No list of books about Russian politics is complete without the inclusion of Masha Gessen, a brilliant journalist, activist, author and outspoken critic of Vladimir Putin. Their biographical study of the man himself, The Man Without a Face, was one of the first ever Western published books about Putin. They’ve since released the fantastic The Future is History about the rise of historical revisionism in Russia and, most recently, Surviving Autocracy, about fighting the global rise of authoritarianism—a book I had the pleasure of reading last year.
I make a habit of reading every single Luke Harding release. The first, Mafia State, is in my mind to this day. Very Expensive Poison is also super good! The investigative nature of these will keep you up through the night until you turn the last page.
The Long Hangoverby Shaun Walker is about the clever exploitation of memory and glories past by the current regime in its quest for popularity and public support. I loved the investigation and am hoping for more from the author—the style is unique!
And finally, the foundational text for my understanding of modern Russia and Putinism is Timothy Snyder’s The Road To Unfreedom. I’ve got no space here for a synopsis, simply read the book. All I can say is that no westerner understands the region as well as TS, who I consider to be one of the greatest living historians. One of his previous books, Bloodlands, is a historical view of Eastern Europe as you’ve never seen it before, and is one of my all-time favorites. Not for the faint of heart.
I’d also include Putin v People by Prof. Sam Greene. I’ve enjoyed the in-depth and bottom-up study of Putin and his support base as much as I enjoyed attending Prof. Greene’s lectures at King’s Russia Institute a few years back when studying for my Masters in Modern History.
There are hundreds of books on this that I was unable to add to the thread (since when is there a cap on the amount of tweets?) so please do not take omissions to heart.

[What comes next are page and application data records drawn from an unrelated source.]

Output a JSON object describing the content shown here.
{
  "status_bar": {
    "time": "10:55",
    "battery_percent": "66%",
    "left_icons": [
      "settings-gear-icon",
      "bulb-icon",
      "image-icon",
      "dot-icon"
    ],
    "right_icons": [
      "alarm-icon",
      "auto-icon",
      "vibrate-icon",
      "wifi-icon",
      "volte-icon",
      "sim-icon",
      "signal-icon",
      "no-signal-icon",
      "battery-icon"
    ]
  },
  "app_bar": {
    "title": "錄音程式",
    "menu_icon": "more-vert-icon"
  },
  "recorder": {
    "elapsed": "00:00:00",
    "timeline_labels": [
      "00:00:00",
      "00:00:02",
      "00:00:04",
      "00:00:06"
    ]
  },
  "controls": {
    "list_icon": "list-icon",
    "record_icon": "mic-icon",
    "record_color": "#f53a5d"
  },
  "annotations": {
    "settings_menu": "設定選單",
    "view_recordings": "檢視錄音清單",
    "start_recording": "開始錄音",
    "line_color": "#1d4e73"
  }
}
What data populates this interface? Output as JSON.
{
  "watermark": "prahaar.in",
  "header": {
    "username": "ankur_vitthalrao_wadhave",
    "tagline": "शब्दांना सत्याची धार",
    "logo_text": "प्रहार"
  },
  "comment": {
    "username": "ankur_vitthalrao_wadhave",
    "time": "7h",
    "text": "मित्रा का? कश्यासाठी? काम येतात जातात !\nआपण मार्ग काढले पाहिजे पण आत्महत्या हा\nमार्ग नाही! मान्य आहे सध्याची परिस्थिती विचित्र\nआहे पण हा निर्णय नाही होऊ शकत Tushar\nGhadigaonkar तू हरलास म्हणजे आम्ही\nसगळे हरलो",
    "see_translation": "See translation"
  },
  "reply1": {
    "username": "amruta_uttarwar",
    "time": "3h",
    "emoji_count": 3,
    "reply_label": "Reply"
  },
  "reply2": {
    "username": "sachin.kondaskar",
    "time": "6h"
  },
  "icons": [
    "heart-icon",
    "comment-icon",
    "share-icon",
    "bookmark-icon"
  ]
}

The goal was to introduce the very basics to peeps new to this.
Be nice to authors and block the trolls.